Trump Administration Announces Initiative for More and Faster COVID-19 Testing in Nursing Homes

The Trump Administration announced HHS would embark on a one-time procurement of rapid point-of-care testing devices and tests to be distributed to nursing homes in COVID-19 hotspot areas of the United States.

Each nursing home will receive one diagnostic instrument – either the Quidel Sofia 2 Instrument or the BD Veritor Plus system – along with the associated tests. Following the initial distribution, nursing homes can procure additional tests directly from the respective manufacturer. All nursing homes must have the capability to screen and test residents at baseline, and test staff on a weekly basis or according to specific guidance by the state and local health departments. This procurement will also enable testing of visitors if appropriate for that facility.

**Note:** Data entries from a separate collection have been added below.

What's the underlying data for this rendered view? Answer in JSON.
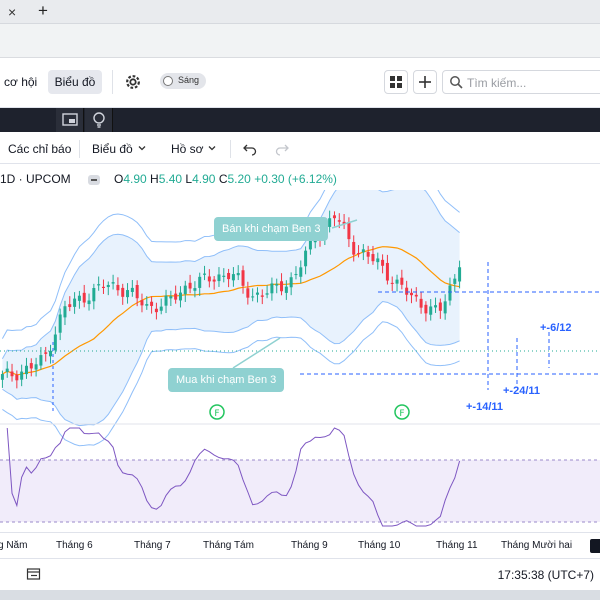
{
  "colors": {
    "up": "#22ab94",
    "down": "#f23645",
    "band": "#90bff9",
    "band_fill": "#e8f2fd",
    "ma": "#ff9800",
    "rsi": "#7e57c2",
    "rsi_fill": "#f1ecfa",
    "level_line": "#2962ff",
    "anno_bg": "#8fd1d1"
  },
  "browser": {
    "close_glyph": "×",
    "new_tab_glyph": "+"
  },
  "appbar": {
    "nav_partial": "n cơ hội",
    "nav_active": "Biểu đồ",
    "theme_label": "Sáng",
    "search_placeholder": "Tìm kiếm..."
  },
  "toolbar": {
    "indicators": "Các chỉ báo",
    "chart": "Biểu đồ",
    "profile": "Hồ sơ"
  },
  "legend": {
    "symbol": "1D · UPCOM",
    "o_label": "O",
    "o": "4.90",
    "h_label": "H",
    "h": "5.40",
    "l_label": "L",
    "l": "4.90",
    "c_label": "C",
    "c": "5.20",
    "chg": "+0.30 (+6.12%)"
  },
  "annotations": {
    "sell": "Bán khi chạm Ben 3",
    "buy": "Mua khi chạm Ben 3",
    "f_marker": "F"
  },
  "levels": {
    "l1": "+-6/12",
    "l2": "+-24/11",
    "l3": "+-14/11"
  },
  "time_axis": [
    "g Năm",
    "Tháng 6",
    "Tháng 7",
    "Tháng Tám",
    "Tháng 9",
    "Tháng 10",
    "Tháng 11",
    "Tháng Mười hai"
  ],
  "status": {
    "clock": "17:35:38 (UTC+7)"
  },
  "chart_data": {
    "type": "candlestick",
    "title": "",
    "xlabel": "",
    "ylabel": "",
    "x": [
      "Tháng 6",
      "Tháng 7",
      "Tháng Tám",
      "Tháng 9",
      "Tháng 10",
      "Tháng 11"
    ],
    "close_start": 3.3,
    "close_peak": 6.1,
    "close_last": 5.2,
    "last_ohlc": {
      "open": 4.9,
      "high": 5.4,
      "low": 4.9,
      "close": 5.2
    },
    "series": [
      {
        "name": "",
        "kind": "price_path",
        "values": [
          3.3,
          3.4,
          3.6,
          4.5,
          4.7,
          4.9,
          4.8,
          4.5,
          4.6,
          4.9,
          5.0,
          5.1,
          4.7,
          4.8,
          5.0,
          5.7,
          6.1,
          5.5,
          5.3,
          4.9,
          4.6,
          4.4,
          5.2
        ]
      }
    ],
    "grid": false,
    "legend": "top-left"
  }
}
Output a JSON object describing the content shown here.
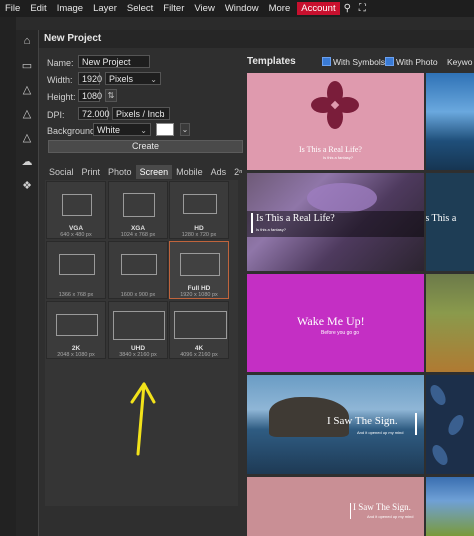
{
  "menu": {
    "items": [
      "File",
      "Edit",
      "Image",
      "Layer",
      "Select",
      "Filter",
      "View",
      "Window",
      "More"
    ],
    "account": "Account"
  },
  "dialog": {
    "title": "New Project",
    "name_label": "Name:",
    "name_value": "New Project",
    "width_label": "Width:",
    "width_value": "1920",
    "width_unit": "Pixels",
    "height_label": "Height:",
    "height_value": "1080",
    "swap_icon": "⇅",
    "dpi_label": "DPI:",
    "dpi_value": "72.000",
    "dpi_unit": "Pixels / Inch",
    "background_label": "Background:",
    "background_value": "White",
    "background_color": "#ffffff",
    "create_label": "Create",
    "tabs": [
      "Social",
      "Print",
      "Photo",
      "Screen",
      "Mobile",
      "Ads",
      "2ⁿ"
    ],
    "active_tab": "Screen"
  },
  "presets": [
    {
      "name": "VGA",
      "size": "640 x 480 px"
    },
    {
      "name": "XGA",
      "size": "1024 x 768 px"
    },
    {
      "name": "HD",
      "size": "1280 x 720 px"
    },
    {
      "name": "",
      "size": "1366 x 768 px"
    },
    {
      "name": "",
      "size": "1600 x 900 px"
    },
    {
      "name": "Full HD",
      "size": "1920 x 1080 px"
    },
    {
      "name": "2K",
      "size": "2048 x 1080 px"
    },
    {
      "name": "UHD",
      "size": "3840 x 2160 px"
    },
    {
      "name": "4K",
      "size": "4096 x 2160 px"
    }
  ],
  "templates": {
    "title": "Templates",
    "with_symbols": "With Symbols",
    "with_photo": "With Photo",
    "keywords": "Keywo",
    "cards": [
      {
        "title": "Is This a Real Life?",
        "sub": "Is this a fantasy?"
      },
      {
        "title": "Is This a Real Life?",
        "sub": "Is this a fantasy?"
      },
      {
        "title": "Is This a",
        "sub": ""
      },
      {
        "title": "Wake Me Up!",
        "sub": "Before you go go"
      },
      {
        "title": "I Saw The Sign.",
        "sub": "And it opened up my mind"
      },
      {
        "title": "I Saw The Sign.",
        "sub": "And it opened up my mind"
      }
    ]
  }
}
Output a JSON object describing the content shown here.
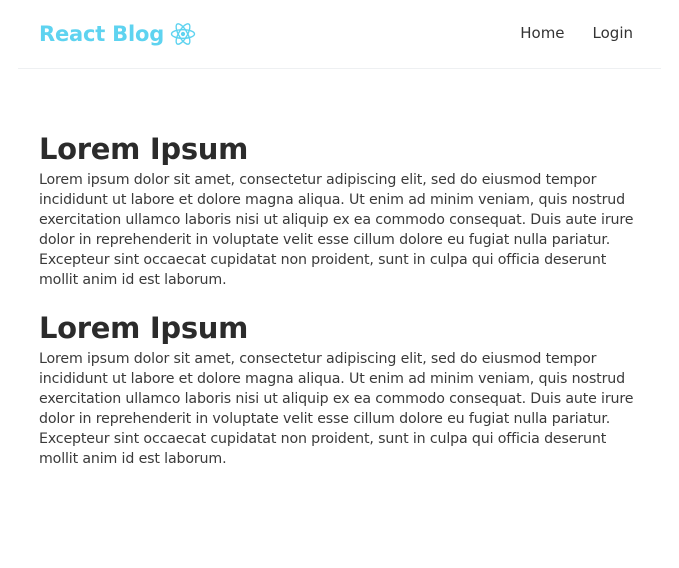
{
  "header": {
    "brand": "React Blog",
    "brand_icon": "react-atom-icon",
    "brand_color": "#5ed3f0",
    "nav": [
      {
        "label": "Home"
      },
      {
        "label": "Login"
      }
    ]
  },
  "posts": [
    {
      "title": "Lorem Ipsum",
      "body": "Lorem ipsum dolor sit amet, consectetur adipiscing elit, sed do eiusmod tempor incididunt ut labore et dolore magna aliqua. Ut enim ad minim veniam, quis nostrud exercitation ullamco laboris nisi ut aliquip ex ea commodo consequat. Duis aute irure dolor in reprehenderit in voluptate velit esse cillum dolore eu fugiat nulla pariatur. Excepteur sint occaecat cupidatat non proident, sunt in culpa qui officia deserunt mollit anim id est laborum."
    },
    {
      "title": "Lorem Ipsum",
      "body": "Lorem ipsum dolor sit amet, consectetur adipiscing elit, sed do eiusmod tempor incididunt ut labore et dolore magna aliqua. Ut enim ad minim veniam, quis nostrud exercitation ullamco laboris nisi ut aliquip ex ea commodo consequat. Duis aute irure dolor in reprehenderit in voluptate velit esse cillum dolore eu fugiat nulla pariatur. Excepteur sint occaecat cupidatat non proident, sunt in culpa qui officia deserunt mollit anim id est laborum."
    }
  ]
}
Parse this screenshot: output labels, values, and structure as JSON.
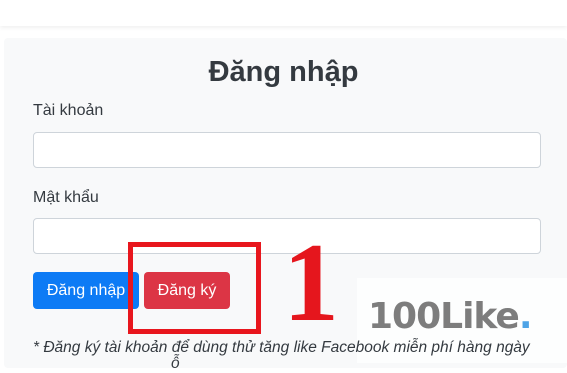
{
  "form": {
    "title": "Đăng nhập",
    "username_label": "Tài khoản",
    "username_value": "",
    "password_label": "Mật khẩu",
    "password_value": "",
    "login_button": "Đăng nhập",
    "register_button": "Đăng ký",
    "note": "* Đăng ký tài khoản để dùng thử tăng like Facebook miễn phí hàng ngày",
    "note_continuation": "ỗ"
  },
  "annotation": {
    "step_number": "1",
    "color": "#e8161d"
  },
  "watermark": {
    "text": "100Like",
    "dot": "."
  },
  "colors": {
    "primary": "#0d7bf5",
    "danger": "#dc3545"
  }
}
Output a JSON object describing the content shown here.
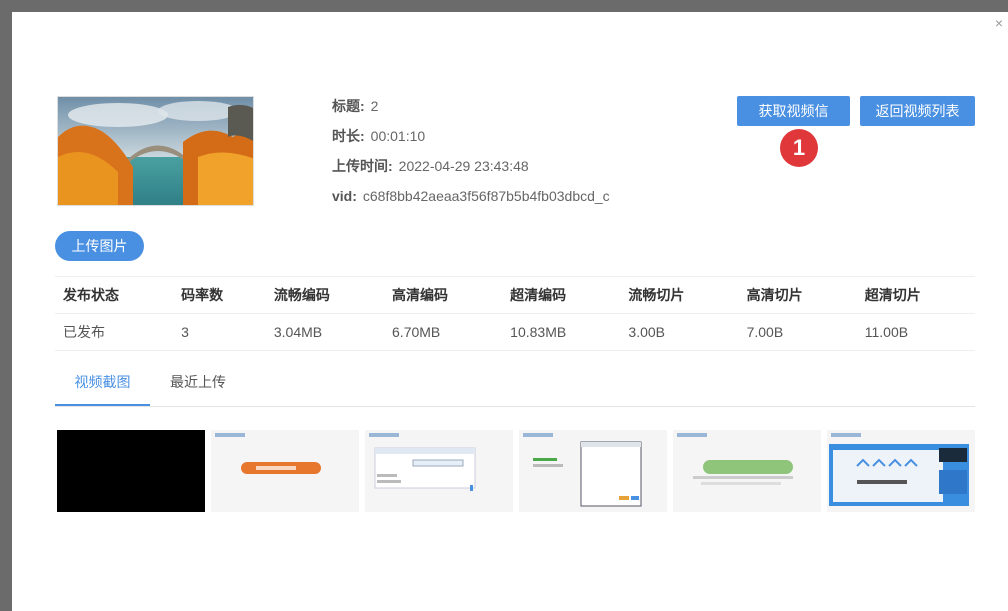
{
  "dialog": {
    "close_label": "×"
  },
  "video": {
    "title_label": "标题:",
    "title_value": "2",
    "duration_label": "时长:",
    "duration_value": "00:01:10",
    "upload_time_label": "上传时间:",
    "upload_time_value": "2022-04-29 23:43:48",
    "vid_label": "vid:",
    "vid_value": "c68f8bb42aeaa3f56f87b5b4fb03dbcd_c"
  },
  "actions": {
    "get_info": "获取视频信息",
    "back_list": "返回视频列表",
    "step_badge": "1",
    "upload_image": "上传图片"
  },
  "table": {
    "headers": [
      "发布状态",
      "码率数",
      "流畅编码",
      "高清编码",
      "超清编码",
      "流畅切片",
      "高清切片",
      "超清切片"
    ],
    "row": [
      "已发布",
      "3",
      "3.04MB",
      "6.70MB",
      "10.83MB",
      "3.00B",
      "7.00B",
      "11.00B"
    ]
  },
  "tabs": [
    {
      "label": "视频截图",
      "active": true
    },
    {
      "label": "最近上传",
      "active": false
    }
  ],
  "colors": {
    "accent": "#4a90e2",
    "badge": "#e0373a"
  }
}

Distribution will begin with nursing homes prioritized by CMS. The prioritization is based on CDC epidemiological hotspot data, as well as nursing homes that have reported the following information to the CDC by July 5th:

  • Three or more confirmed or suspected new cases of COVID-19 within the last 7 days.
  • At least one new COVID-19 case in the last 7 days after having zero previous COVID-19 cases.
  • Inadequate access to testing within the last 7 days.
  • At least one new resident death due to COVID-19 within the last 7 days.
  • At least one new confirmed or suspected COVID-19 case among staff within the last 7 days.

Both the Quidel Sofia 2 and BD Veritor Plus analyzers use antigen tests that can quickly detect fragments of proteins found on or within the virus by testing samples collected from the nasal cavity using swabs, providing results in minutes. These unique tools adds to the spectrum of diagnostic test types available for COVID-19 response, and will assist the federal government in scaling up to test millions of Americans per day.

Facilities that do not have a Clinical Laboratory Improvement Amendment (CLIA) Certificate of Waiver to administer the tests will not receive a testing instrument.  Each state has facilities that do not have a waiver, and the following states did not have any facilities that met the criteria for receiving an instrument while also having a CLIA waiver: Alaska, Hawaii, Washington and West Virginia. Facilities in these states will receive allocations when HHS sends the remaining nursing homes instruments and tests, and they obtain a CLIA waiver. Nursing homes can follow the CMS guidance to obtain a CLIA Certificate of Waiver.

It is critically important we all do our part to raise awareness about how to use point-of-care diagnostic technology and we implore you to join HHS and device manufacturers in getting nursing home staff trained to operate devices and tests so utilization will be maximized. Help us to protect the elderly by sharing this message and the effort to ensure awareness and access to training.

Please see the full press release here.